(Material to process)

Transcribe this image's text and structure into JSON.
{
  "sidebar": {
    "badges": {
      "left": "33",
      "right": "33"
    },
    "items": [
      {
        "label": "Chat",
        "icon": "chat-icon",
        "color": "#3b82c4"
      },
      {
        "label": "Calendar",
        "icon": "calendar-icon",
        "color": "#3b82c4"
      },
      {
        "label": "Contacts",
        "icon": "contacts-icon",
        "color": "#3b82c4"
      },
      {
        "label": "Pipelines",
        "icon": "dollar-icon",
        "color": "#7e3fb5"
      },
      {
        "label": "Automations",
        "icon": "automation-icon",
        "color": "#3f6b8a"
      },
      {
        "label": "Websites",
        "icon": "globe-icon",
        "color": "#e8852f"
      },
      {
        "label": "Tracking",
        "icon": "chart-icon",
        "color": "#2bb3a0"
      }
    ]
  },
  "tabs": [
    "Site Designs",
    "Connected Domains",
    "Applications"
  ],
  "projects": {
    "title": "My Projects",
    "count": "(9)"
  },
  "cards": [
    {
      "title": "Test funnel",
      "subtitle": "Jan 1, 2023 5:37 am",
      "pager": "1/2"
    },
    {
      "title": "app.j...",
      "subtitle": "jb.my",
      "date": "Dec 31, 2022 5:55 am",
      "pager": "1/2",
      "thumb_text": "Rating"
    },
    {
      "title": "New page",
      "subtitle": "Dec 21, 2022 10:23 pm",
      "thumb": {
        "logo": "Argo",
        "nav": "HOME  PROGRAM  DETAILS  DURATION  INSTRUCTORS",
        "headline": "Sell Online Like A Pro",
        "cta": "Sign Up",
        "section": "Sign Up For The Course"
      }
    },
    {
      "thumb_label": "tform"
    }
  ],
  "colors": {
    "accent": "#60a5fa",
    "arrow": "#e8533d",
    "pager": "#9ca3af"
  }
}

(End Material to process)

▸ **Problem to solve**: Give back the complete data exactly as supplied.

▸ **Answer area**:
Transcribe this image's text and structure into JSON.
{
  "sidebar": {
    "badges": {
      "left": "33",
      "right": "33"
    },
    "items": [
      {
        "label": "Chat",
        "icon": "chat-icon",
        "color": "#3b82c4"
      },
      {
        "label": "Calendar",
        "icon": "calendar-icon",
        "color": "#3b82c4"
      },
      {
        "label": "Contacts",
        "icon": "contacts-icon",
        "color": "#3b82c4"
      },
      {
        "label": "Pipelines",
        "icon": "dollar-icon",
        "color": "#7e3fb5"
      },
      {
        "label": "Automations",
        "icon": "automation-icon",
        "color": "#3f6b8a"
      },
      {
        "label": "Websites",
        "icon": "globe-icon",
        "color": "#e8852f"
      },
      {
        "label": "Tracking",
        "icon": "chart-icon",
        "color": "#2bb3a0"
      }
    ]
  },
  "tabs": [
    "Site Designs",
    "Connected Domains",
    "Applications"
  ],
  "projects": {
    "title": "My Projects",
    "count": "(9)"
  },
  "cards": [
    {
      "title": "Test funnel",
      "subtitle": "Jan 1, 2023 5:37 am",
      "pager": "1/2"
    },
    {
      "title": "app.j...",
      "subtitle": "jb.my",
      "date": "Dec 31, 2022 5:55 am",
      "pager": "1/2",
      "thumb_text": "Rating"
    },
    {
      "title": "New page",
      "subtitle": "Dec 21, 2022 10:23 pm",
      "thumb": {
        "logo": "Argo",
        "nav": "HOME  PROGRAM  DETAILS  DURATION  INSTRUCTORS",
        "headline": "Sell Online Like A Pro",
        "cta": "Sign Up",
        "section": "Sign Up For The Course"
      }
    },
    {
      "thumb_label": "tform"
    }
  ],
  "colors": {
    "accent": "#60a5fa",
    "arrow": "#e8533d",
    "pager": "#9ca3af"
  }
}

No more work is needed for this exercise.